As the vote to give the country a new government approached, a heated debate was ignited in Italy on NRRP and whether or not to ask for its reshaping at the European level.
But what is the NRRP and why is it at the centre of the political debate?
The NRRP (National Recovery and Resilience Plan) is the document that each member state must prepare in order to access Next Generation EU (NGEU) funds, the tool introduced by the European Union for post-Covid-19 pandemic recovery to revive the economy in the member states and to move towards a more sustainable and digital economy.
The NGEU is a EUR 750 billion package of grants and loans, the central component of which is the Recovery and Resilience Facility (RRF), which has a duration of six years, from 2021 to 2026, and a total size of EUR 672.5 billion (312.5 grants, the remaining 360 billion low-interest loans).
Italy is the main beneficiary with 191.5 billion euro of funds divided between grants (68.9 billion) and loans (122.6 billion). To these must be added some EUR 13 billion from the programme Recovery Assistance for Cohesion and the Territories of Europe (React-Eu) and the additional EUR 30.62 billion allocated by the Draghi government, which will be used to complete the projects contained in the Recovery plan.
In total, therefore, the resources that Italy will manage will be over EUR 235 billion.
The Italian Plan is divided into 6 ‘missions’:
Digitisation, Innovation, Competitiveness, Culture and Tourism, Green Revolution and Ecological Transition, Infrastructure for Sustainable Mobility, Education and Research, Inclusion and Cohesion, and Health, with the first two alone absorbing around 60% of the resources.
This is an enormous figure, which determines how crucial it is for Italy to succeed in meeting all the parameters and deadlines set, but which immediately shows an anomaly: health has had the smallest allocation after a crisis that has shown its limits and shortcomings.
Currently, after the first two phases completed with the achievement of the objectives, the process to reach the December objectives is delayed due to the failure of the current government to activate most of the implementing decrees, and these days it will proceed in forced stages to conclude what was planned, the risk therefore that they will not be achieved, as admitted by the undersecretary to the Presidency of the Council, Roberto Garofoli, are almost nil.
But where does the idea of asking for a remodelling of the plan come from?
According to centre-right leader Giorgia Meloni, the elaboration of a ‘new plan’ is a more than logical choice if one considers that the recovery had been elaborated in function of a post-Covid-19 recovery before the energy and political crisis caused by Russia’s invasion of Ukraine.
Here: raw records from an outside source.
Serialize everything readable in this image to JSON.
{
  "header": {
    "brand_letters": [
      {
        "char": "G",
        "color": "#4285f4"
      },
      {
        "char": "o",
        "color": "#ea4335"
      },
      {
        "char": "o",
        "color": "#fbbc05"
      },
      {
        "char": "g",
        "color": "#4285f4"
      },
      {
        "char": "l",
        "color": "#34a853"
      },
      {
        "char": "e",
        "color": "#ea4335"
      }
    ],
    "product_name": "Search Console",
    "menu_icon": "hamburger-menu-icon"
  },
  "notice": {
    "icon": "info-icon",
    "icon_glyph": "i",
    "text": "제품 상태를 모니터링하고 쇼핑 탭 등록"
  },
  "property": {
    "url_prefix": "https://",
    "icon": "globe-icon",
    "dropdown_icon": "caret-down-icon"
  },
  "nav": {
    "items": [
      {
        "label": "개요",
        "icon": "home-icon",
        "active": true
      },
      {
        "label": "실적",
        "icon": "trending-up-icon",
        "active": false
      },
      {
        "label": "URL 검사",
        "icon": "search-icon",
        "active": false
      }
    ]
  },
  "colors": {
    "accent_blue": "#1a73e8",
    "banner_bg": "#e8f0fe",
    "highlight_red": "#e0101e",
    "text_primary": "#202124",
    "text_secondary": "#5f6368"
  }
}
In fact, the new scenarios that arose, first and foremost the increase in gas and electricity prices, rapidly triggered an unstoppable rise in inflation and a disproportionate increase in energy costs throughout Europe and, naturally, in Italy.
Imagining to reshuffle part of the resources in order to allocate them to new critical scenarios, particularly in relation to the ecological transition, which to date appears difficult to implement if we consider that following the war in Ukraine it was decided to reactivate coal-fired power stations to make up for the energy difficulties, actually appears to be a common-sense choice and one that is in keeping with the real situation.
It should be added that, as already mentioned, a large part of the resources are a loan and not non-repayable, so it seems unlikely that a loan could not be renegotiated, albeit within certain guidelines and guaranteeing, as also envisaged in the political programme of the centre-right coalition, the full use of the resources of the NRPP even by making up for the current delays in implementation.
In short, a choice that we could define as one of real politik for those who are preparing to govern a nation in economic crisis such as Italy, foreseeing a possible realignment of resources based on the scenarios of the moment, instead of considering what is written and presented as an untouchable dogma.
Therefore, to ask oneself the question whether the plan presented is really untouchable seems more than legitimate if not right.
Giorgia Meloni, leader of Fratelli d’Italia, the centre-right party currently listed as Italy’s number one party, thinks it is necessary and that reshaping is more urgent than ever.
In contrast, Gianni Letta, secretary of the Partito Democratico, Italy’s main centre-left party, believes that the PNRR is untouchable in its current formulation, a formulation to which his party largely contributed during the Draghi government.
Personally, we think that the ability to adapt choices to real situations is one of the main skills a politician should have, which is why we believe that considering a reshuffle is a logical and right choice, and that it would not trigger any ‘political earthquake’ within the EU, except by those who have always tried to ‘remote control’ Italy’s economic-political choices, with the approval of the left and its leaders.